On 18.01.2012 23:37, Julian Foad wrote:
> Branko Čibej wrote:
>> On 18.01.2012 14:45, Julian Foad wrote:
>>>> |\ ^ |
>>>> | \ | |
>>>> | \ reintegrate |
>>>> | V | |
>>>> | A_COPY_2-----------------r9---r10--- |
>>>> | ^ sync merge
>>>> | / |
>>>> | cherry-pick merge of r8 |
>>>> V / V
>>> Thanks for this good example of a more complex use case. I've included
>>> it in <http://wiki.apache.org/subversion/KeepingReintegratedBranchAlive>
>>> and written up a discussion of the options there.
>>> What do we want in this case? The options are basically:
> (To be sure we're talking about the same thing, here I'm talking about how Subversion decides whether to merge the change "r11" from A onto A_COPY.)
>>> (1) try to merge (as we do now), despite knowing it will conflict;
>> Actually, you know that it will not conflict, unless r9 or r10
>> introduced changes in the same place as r8. Otherwise the code is the
>> same and diff3 should skip that part, yes?
> No; I mean in general it will conflict.
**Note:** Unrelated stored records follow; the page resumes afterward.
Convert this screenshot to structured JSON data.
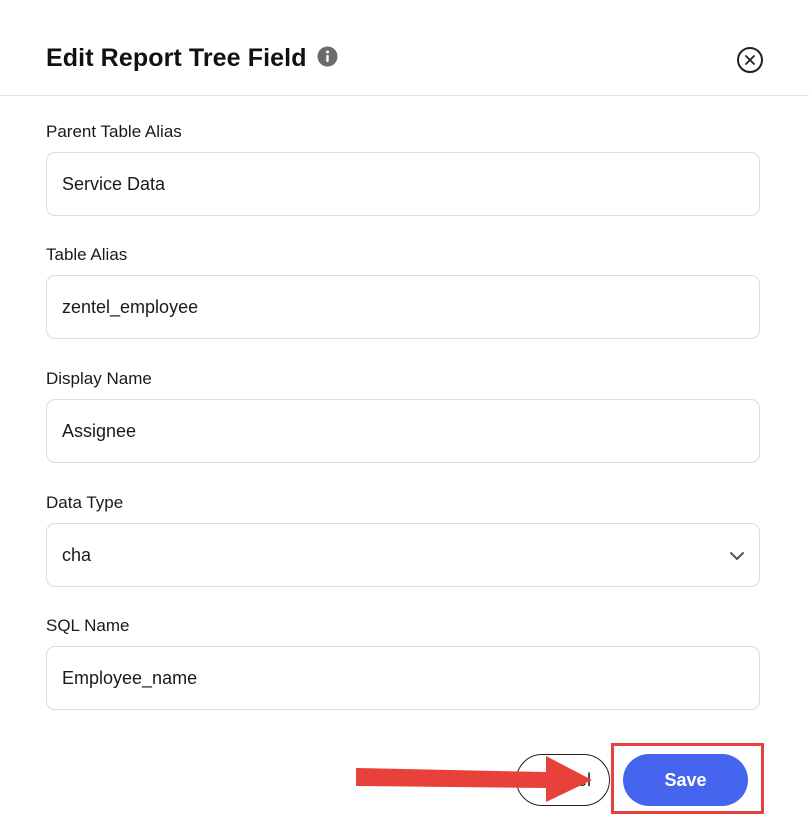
{
  "dialog": {
    "title": "Edit Report Tree Field",
    "icons": {
      "info": "info-icon",
      "close": "close-icon",
      "chevron": "chevron-down-icon"
    }
  },
  "fields": {
    "parent_table_alias": {
      "label": "Parent Table Alias",
      "value": "Service Data"
    },
    "table_alias": {
      "label": "Table Alias",
      "value": "zentel_employee"
    },
    "display_name": {
      "label": "Display Name",
      "value": "Assignee"
    },
    "data_type": {
      "label": "Data Type",
      "value": "cha"
    },
    "sql_name": {
      "label": "SQL Name",
      "value": "Employee_name"
    }
  },
  "footer": {
    "cancel_label": "Cancel",
    "save_label": "Save"
  },
  "annotation": {
    "color": "#e8413b",
    "accent": "#4565ee"
  }
}
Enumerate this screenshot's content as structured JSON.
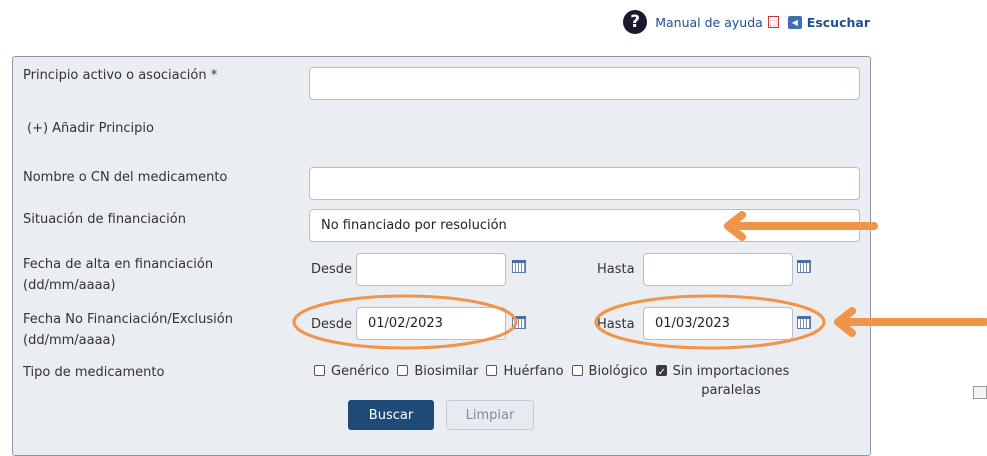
{
  "header": {
    "help_glyph": "?",
    "manual_label": "Manual de ayuda",
    "listen_label": "Escuchar"
  },
  "form": {
    "active_principle_label": "Principio activo o asociación *",
    "active_principle_value": "",
    "add_principle_link": "(+) Añadir Principio",
    "medicine_name_label": "Nombre o CN del medicamento",
    "medicine_name_value": "",
    "financing_status_label": "Situación de financiación",
    "financing_status_value": "No financiado por resolución",
    "financing_date_label": "Fecha de alta en financiación",
    "financing_date_format": "(dd/mm/aaaa)",
    "financing_from_label": "Desde",
    "financing_from_value": "",
    "financing_to_label": "Hasta",
    "financing_to_value": "",
    "exclusion_date_label": "Fecha No Financiación/Exclusión",
    "exclusion_date_format": "(dd/mm/aaaa)",
    "exclusion_from_label": "Desde",
    "exclusion_from_value": "01/02/2023",
    "exclusion_to_label": "Hasta",
    "exclusion_to_value": "01/03/2023",
    "medicine_type_label": "Tipo de medicamento",
    "types": [
      {
        "label": "Genérico",
        "checked": false
      },
      {
        "label": "Biosimilar",
        "checked": false
      },
      {
        "label": "Huérfano",
        "checked": false
      },
      {
        "label": "Biológico",
        "checked": false
      }
    ],
    "parallel_import_line1": "Sin importaciones",
    "parallel_import_line2": "paralelas",
    "parallel_import_checked": true,
    "search_button": "Buscar",
    "clear_button": "Limpiar"
  },
  "annotations": {
    "highlight_color": "#f0944a"
  }
}
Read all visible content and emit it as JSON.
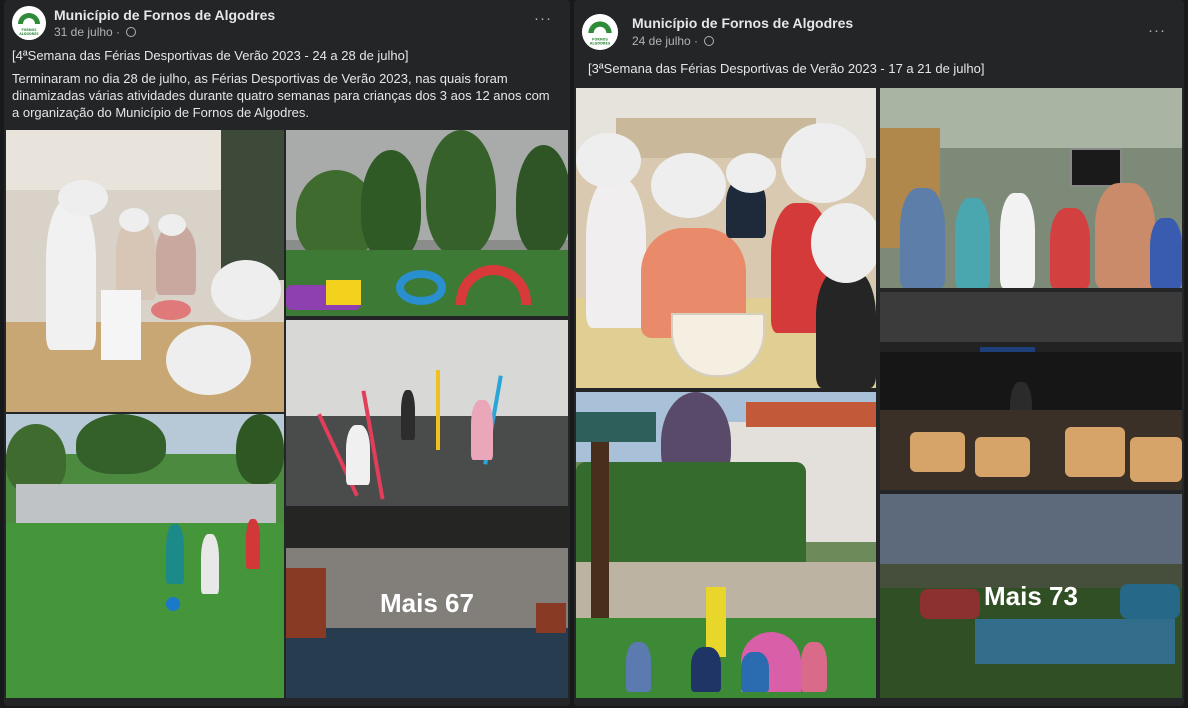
{
  "posts": [
    {
      "author": "Município de Fornos de Algodres",
      "date": "31 de julho",
      "more_label": "···",
      "title": "[4ªSemana das Férias Desportivas de Verão 2023 - 24 a 28 de julho]",
      "body": "Terminaram no dia 28 de julho, as Férias Desportivas de Verão 2023, nas quais foram dinamizadas várias atividades durante quatro semanas para crianças dos 3 aos 12 anos com a organização do Município de Fornos de Algodres.",
      "more_photos": "Mais 67"
    },
    {
      "author": "Município de Fornos de Algodres",
      "date": "24 de julho",
      "more_label": "···",
      "title": "[3ªSemana das Férias Desportivas de Verão 2023 -  17 a 21 de julho]",
      "more_photos": "Mais 73"
    }
  ],
  "logo_text": "FORNOS DE ALGODRES",
  "colors": {
    "card": "#242526",
    "background": "#18191a",
    "text": "#e4e6eb",
    "muted": "#b0b3b8",
    "logo_green": "#2e8b3a"
  }
}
Yes there are certain simple changes that the three-way text merge function will detect as "looks like that change has already been made here" and auto-resolve it as a no-op, but that's beside the point.
I don't think it's beside the point. Mergeinfo can only give you a hint
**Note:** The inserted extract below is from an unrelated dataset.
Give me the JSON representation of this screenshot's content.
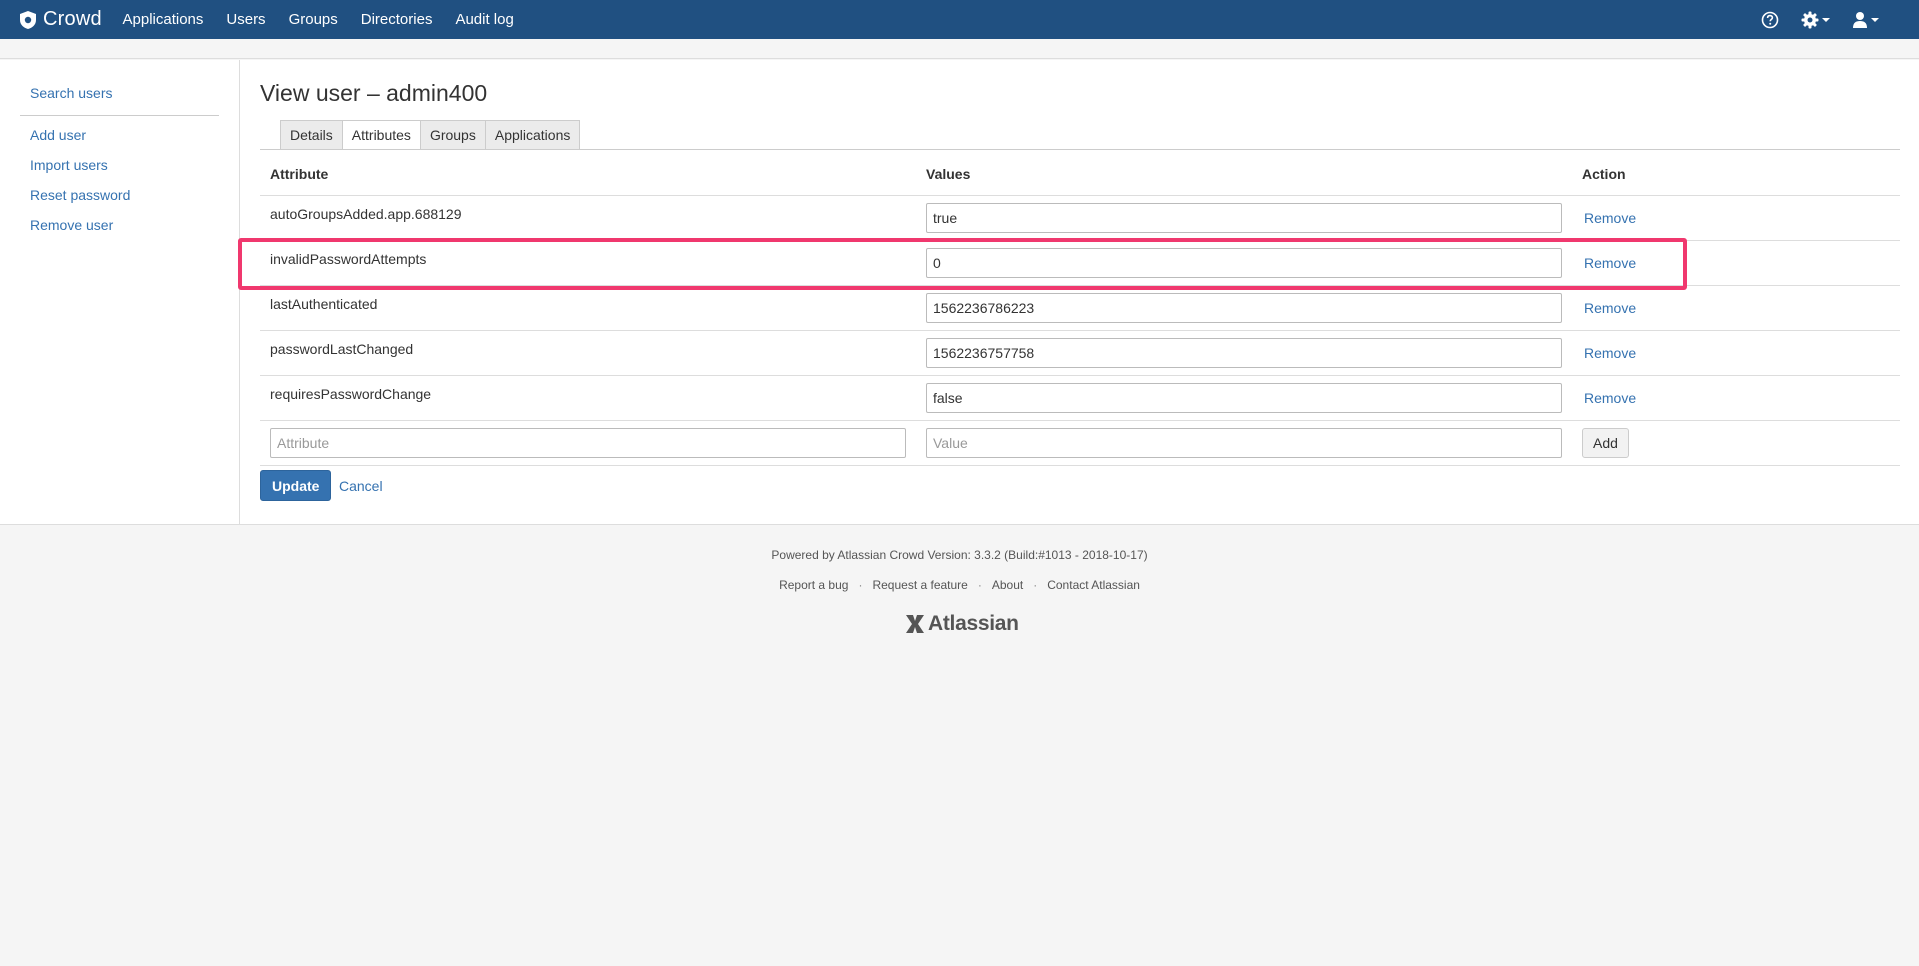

about node-level conflicts some of the time, and you still have to be
careful about when to believe it. But "svn merge" isn't really about
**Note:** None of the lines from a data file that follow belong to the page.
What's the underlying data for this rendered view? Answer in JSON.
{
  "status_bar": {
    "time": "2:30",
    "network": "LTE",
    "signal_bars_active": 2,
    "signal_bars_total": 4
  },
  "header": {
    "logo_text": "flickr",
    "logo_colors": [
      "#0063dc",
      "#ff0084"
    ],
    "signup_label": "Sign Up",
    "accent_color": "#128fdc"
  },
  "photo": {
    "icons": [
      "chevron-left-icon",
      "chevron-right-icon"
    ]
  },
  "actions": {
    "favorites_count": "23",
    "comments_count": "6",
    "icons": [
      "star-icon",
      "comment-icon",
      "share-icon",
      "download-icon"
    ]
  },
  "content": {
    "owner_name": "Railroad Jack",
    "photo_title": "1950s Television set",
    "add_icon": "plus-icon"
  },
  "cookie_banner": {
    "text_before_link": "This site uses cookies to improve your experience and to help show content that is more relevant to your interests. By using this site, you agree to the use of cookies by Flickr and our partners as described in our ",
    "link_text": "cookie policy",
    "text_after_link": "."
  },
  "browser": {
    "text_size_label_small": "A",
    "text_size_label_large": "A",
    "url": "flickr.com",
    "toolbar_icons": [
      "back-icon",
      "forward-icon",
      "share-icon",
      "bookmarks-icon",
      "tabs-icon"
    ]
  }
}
nodes, it's about textual changes -- at least as far as the user is
concerned (and I'm carefully hand-waving away tracking renames). So in
the end, you have to rely on textual diffs in order to guesstimate what
actually happened. Even looking at your cherry-pick merge of r8 in the
diagram example above, all bets are off if only half of the r8 change to
A was actually committed in r9 (in other words, if the user edited the
result before committing the merge).
It's easy to tell the users "don't do that", but not really realistic.
After all, this happens every time you have to manually resolve a text
Instead of trying to invent ways to not make current reintegrate suck
rocks, I'd suggest taking a look at how other tools handle such repeated
merges between branches. Specifically, since git afficionados have so
much to say about how good merging in git is, especially compared to
Subversion, I'd be really interested to see if -- when you get down to
cases -- it can actually do anything that analyzing the diff3 results
(or, more likely, using diff4) can't already do.
I suspect that the real trick is in finding the correct common ancestor
for diff3, and properly pruning the diff3 result, rather than hoping
that merginfo will correctly tell you which cherry-picked revisions to
skip. Because it certainly won't and can't, in general. What it /can/
tell you is which ones to be extra careful about.
Received on 2012-01-19 01:33:39 CET